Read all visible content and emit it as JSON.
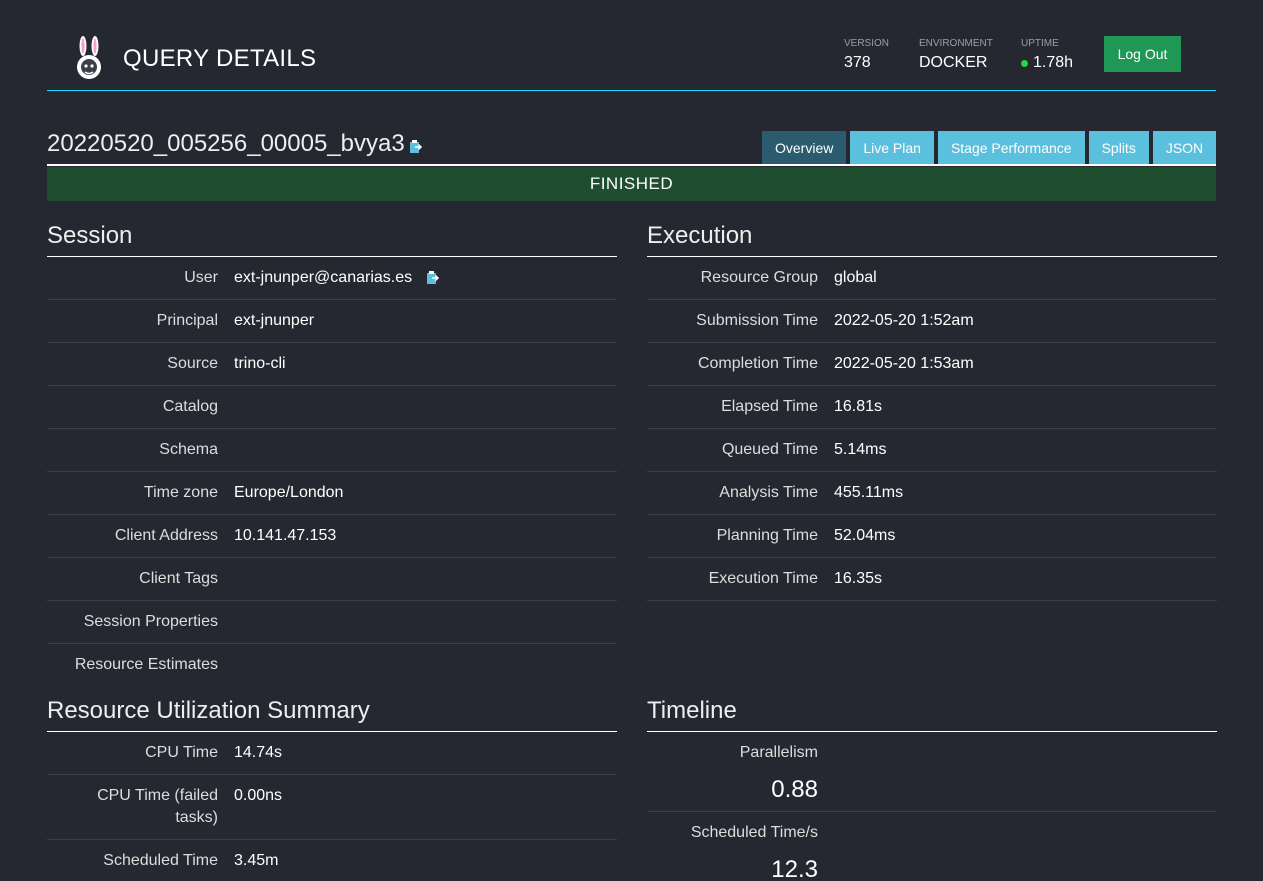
{
  "header": {
    "title": "QUERY DETAILS",
    "version_label": "VERSION",
    "version_value": "378",
    "environment_label": "ENVIRONMENT",
    "environment_value": "DOCKER",
    "uptime_label": "UPTIME",
    "uptime_value": "1.78h",
    "logout_label": "Log Out"
  },
  "query": {
    "id": "20220520_005256_00005_bvya3",
    "state": "FINISHED"
  },
  "tabs": [
    {
      "label": "Overview",
      "active": true
    },
    {
      "label": "Live Plan"
    },
    {
      "label": "Stage Performance"
    },
    {
      "label": "Splits"
    },
    {
      "label": "JSON"
    }
  ],
  "session": {
    "title": "Session",
    "rows": [
      {
        "key": "User",
        "value": "ext-jnunper@canarias.es"
      },
      {
        "key": "Principal",
        "value": "ext-jnunper"
      },
      {
        "key": "Source",
        "value": "trino-cli"
      },
      {
        "key": "Catalog",
        "value": ""
      },
      {
        "key": "Schema",
        "value": ""
      },
      {
        "key": "Time zone",
        "value": "Europe/London"
      },
      {
        "key": "Client Address",
        "value": "10.141.47.153"
      },
      {
        "key": "Client Tags",
        "value": ""
      },
      {
        "key": "Session Properties",
        "value": ""
      },
      {
        "key": "Resource Estimates",
        "value": ""
      }
    ]
  },
  "execution": {
    "title": "Execution",
    "rows": [
      {
        "key": "Resource Group",
        "value": "global"
      },
      {
        "key": "Submission Time",
        "value": "2022-05-20 1:52am"
      },
      {
        "key": "Completion Time",
        "value": "2022-05-20 1:53am"
      },
      {
        "key": "Elapsed Time",
        "value": "16.81s"
      },
      {
        "key": "Queued Time",
        "value": "5.14ms"
      },
      {
        "key": "Analysis Time",
        "value": "455.11ms"
      },
      {
        "key": "Planning Time",
        "value": "52.04ms"
      },
      {
        "key": "Execution Time",
        "value": "16.35s"
      }
    ]
  },
  "resource_utilization": {
    "title": "Resource Utilization Summary",
    "rows": [
      {
        "key": "CPU Time",
        "value": "14.74s"
      },
      {
        "key": "CPU Time (failed tasks)",
        "value": "0.00ns"
      },
      {
        "key": "Scheduled Time",
        "value": "3.45m"
      }
    ]
  },
  "timeline": {
    "title": "Timeline",
    "rows": [
      {
        "key": "Parallelism",
        "value": "0.88"
      },
      {
        "key": "Scheduled Time/s",
        "value": "12.3"
      }
    ]
  },
  "colors": {
    "background": "#252830",
    "accent_line": "#1edcff",
    "tab": "#5bc0de",
    "tab_active": "#2b5b6e",
    "status_finished": "#1e4d30",
    "logout": "#1f9755"
  }
}
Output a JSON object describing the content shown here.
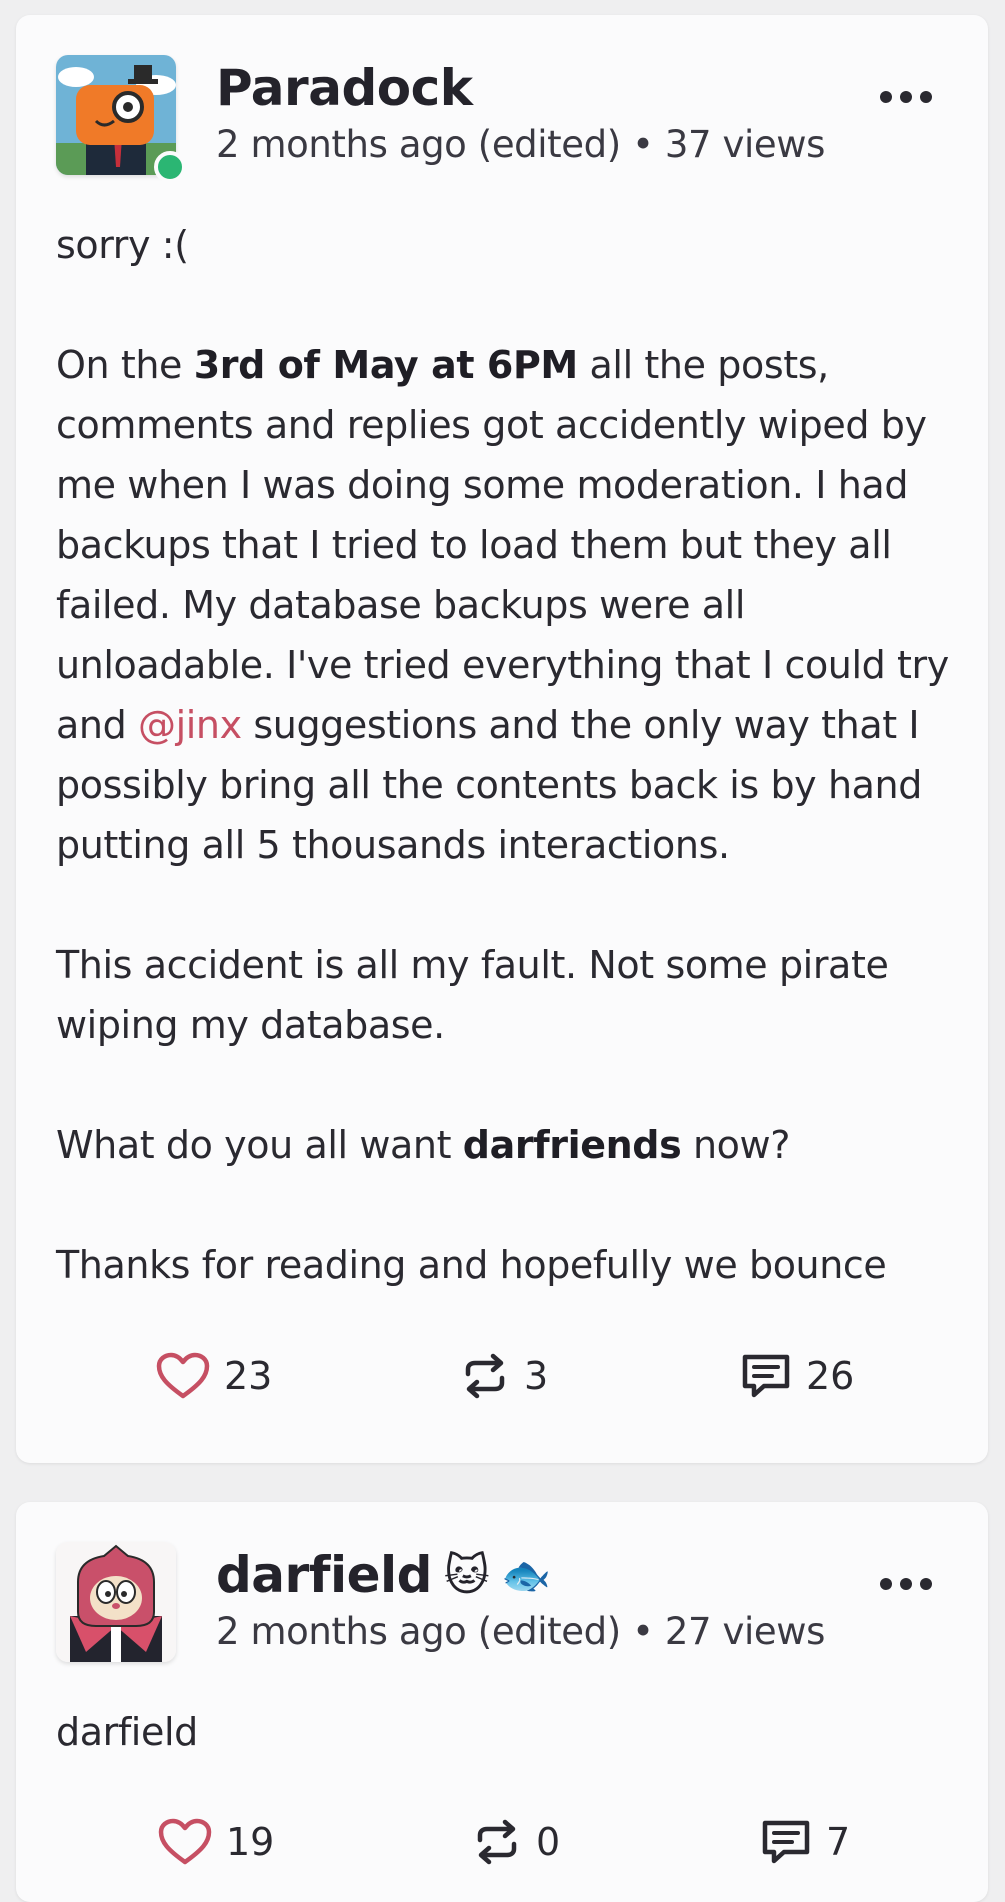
{
  "posts": [
    {
      "author": "Paradock",
      "meta": "2 months ago (edited) • 37 views",
      "online": true,
      "paragraphs": {
        "p1": "sorry :(",
        "p2a": "On the ",
        "p2b": "3rd of May at 6PM",
        "p2c": " all the posts, comments and replies got accidently wiped by me when I was doing some moderation. I had backups that I tried to load them but they all failed. My database backups were all unloadable. I've tried everything that I could try and ",
        "p2mention": "@jinx",
        "p2d": " suggestions and the only way that I possibly bring all the contents back is by hand putting all 5 thousands interactions.",
        "p3": "This accident is all my fault. Not some pirate wiping my database.",
        "p4a": "What do you all want ",
        "p4b": "darfriends",
        "p4c": " now?",
        "p5": "Thanks for reading and hopefully we bounce"
      },
      "likes": "23",
      "reposts": "3",
      "comments": "26"
    },
    {
      "author": "darfield",
      "author_emoji_1": "🐱",
      "author_emoji_2": "🐟",
      "meta": "2 months ago (edited) • 27 views",
      "body": "darfield",
      "likes": "19",
      "reposts": "0",
      "comments": "7"
    }
  ],
  "colors": {
    "like": "#c64f63",
    "mention": "#c64f63",
    "online": "#2bb673"
  },
  "icons": {
    "like": "heart-icon",
    "repost": "repost-icon",
    "comment": "comment-icon",
    "menu": "more-horizontal-icon"
  }
}
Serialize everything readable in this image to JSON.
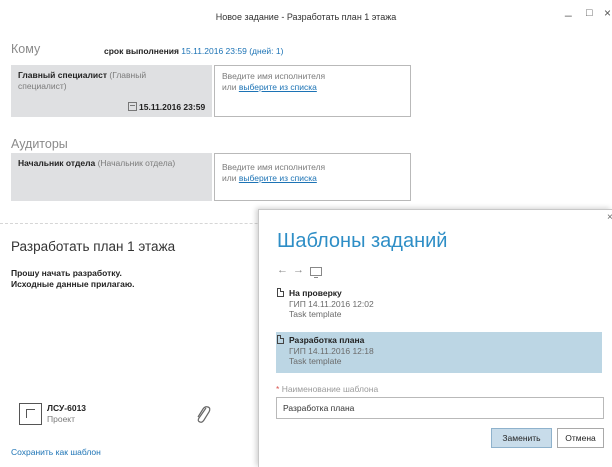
{
  "window": {
    "title": "Новое задание - Разработать план 1 этажа",
    "minimize_glyph": "_",
    "maximize_glyph": "□",
    "close_glyph": "×"
  },
  "to": {
    "header": "Кому",
    "deadline_label": "срок выполнения",
    "deadline_value": "15.11.2016 23:59",
    "deadline_days": "(дней: 1)",
    "assignee_name": "Главный специалист",
    "assignee_role": "(Главный специалист)",
    "assignee_date": "15.11.2016 23:59",
    "input_hint": "Введите имя исполнителя",
    "input_or": "или",
    "input_link": "выберите из списка"
  },
  "auditors": {
    "header": "Аудиторы",
    "auditor_name": "Начальник отдела",
    "auditor_role": "(Начальник отдела)",
    "input_hint": "Введите имя исполнителя",
    "input_or": "или",
    "input_link": "выберите из списка"
  },
  "task": {
    "title": "Разработать план 1 этажа",
    "body_line1": "Прошу начать разработку.",
    "body_line2": "Исходные данные прилагаю.",
    "project_code": "ЛСУ-6013",
    "project_label": "Проект",
    "save_template": "Сохранить как шаблон"
  },
  "templates_dialog": {
    "title": "Шаблоны заданий",
    "back_glyph": "←",
    "forward_glyph": "→",
    "close_glyph": "×",
    "items": [
      {
        "name": "На проверку",
        "meta": "ГИП 14.11.2016 12:02",
        "type": "Task template",
        "selected": false
      },
      {
        "name": "Разработка плана",
        "meta": "ГИП 14.11.2016 12:18",
        "type": "Task template",
        "selected": true
      }
    ],
    "name_required_mark": "*",
    "name_label": "Наименование шаблона",
    "name_value": "Разработка плана",
    "replace_button": "Заменить",
    "cancel_button": "Отмена"
  }
}
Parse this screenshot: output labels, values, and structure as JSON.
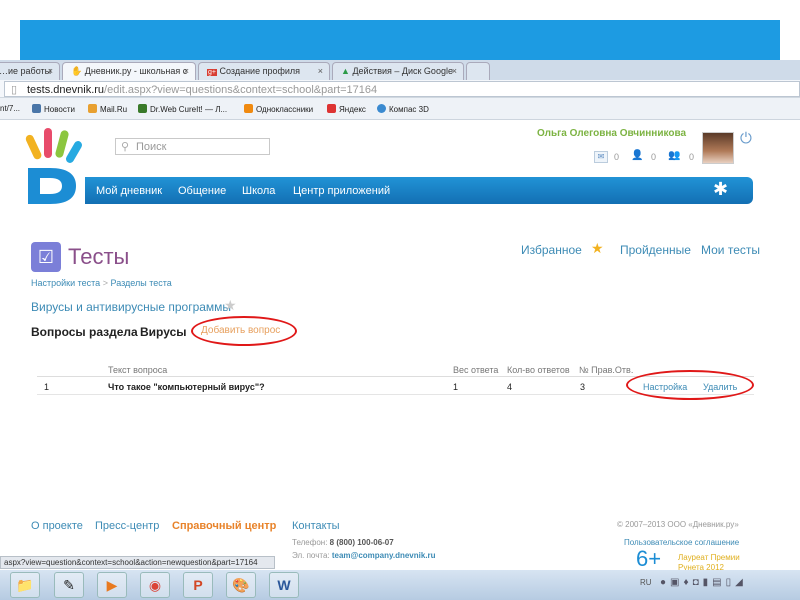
{
  "browser": {
    "tabs": [
      {
        "label": "…ие работы",
        "active": false
      },
      {
        "label": "Дневник.ру - школьная с",
        "active": true
      },
      {
        "label": "Создание профиля",
        "active": false
      },
      {
        "label": "Действия – Диск Google",
        "active": false
      }
    ],
    "url_host": "tests.dnevnik.ru",
    "url_path": "/edit.aspx?view=questions&context=school&part=17164",
    "bookmarks": [
      "nt/7...",
      "Новости",
      "Mail.Ru",
      "Dr.Web CureIt! — Л...",
      "Одноклассники",
      "Яндекс",
      "Компас 3D"
    ],
    "status_url": "aspx?view=question&context=school&action=newquestion&part=17164"
  },
  "header": {
    "search_placeholder": "Поиск",
    "user_name": "Ольга Олеговна Овчинникова",
    "counters": [
      "0",
      "0",
      "0"
    ],
    "nav": [
      "Мой дневник",
      "Общение",
      "Школа",
      "Центр приложений"
    ]
  },
  "page": {
    "title": "Тесты",
    "breadcrumb": [
      "Настройки теста",
      ">",
      "Разделы теста"
    ],
    "top_links": [
      "Избранное",
      "Пройденные",
      "Мои тесты"
    ],
    "test_name": "Вирусы и антивирусные программы",
    "section_label": "Вопросы раздела",
    "section_name": "Вирусы",
    "add_question": "Добавить вопрос",
    "table": {
      "headers": [
        "Текст вопроса",
        "Вес ответа",
        "Кол-во ответов",
        "№ Прав.Отв."
      ],
      "rows": [
        {
          "num": "1",
          "text": "Что такое \"компьютерный вирус\"?",
          "weight": "1",
          "answers": "4",
          "correct": "3",
          "settings": "Настройка",
          "delete": "Удалить"
        }
      ]
    }
  },
  "footer": {
    "links": [
      "О проекте",
      "Пресс-центр",
      "Справочный центр",
      "Контакты"
    ],
    "phone_label": "Телефон:",
    "phone": "8 (800) 100-06-07",
    "email_label": "Эл. почта:",
    "email": "team@company.dnevnik.ru",
    "copyright": "© 2007–2013 ООО «Дневник.ру»",
    "agreement": "Пользовательское соглашение",
    "age": "6+",
    "award": "Лауреат Премии Рунета 2012"
  },
  "taskbar": {
    "lang": "RU"
  }
}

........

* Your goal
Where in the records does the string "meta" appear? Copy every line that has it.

* Response area
      "meta": "2 months ago (edited) • 37 views",
      "meta": "2 months ago (edited) • 27 views",
        "meta": "ГИП 14.11.2016 12:02",
        "meta": "ГИП 14.11.2016 12:18",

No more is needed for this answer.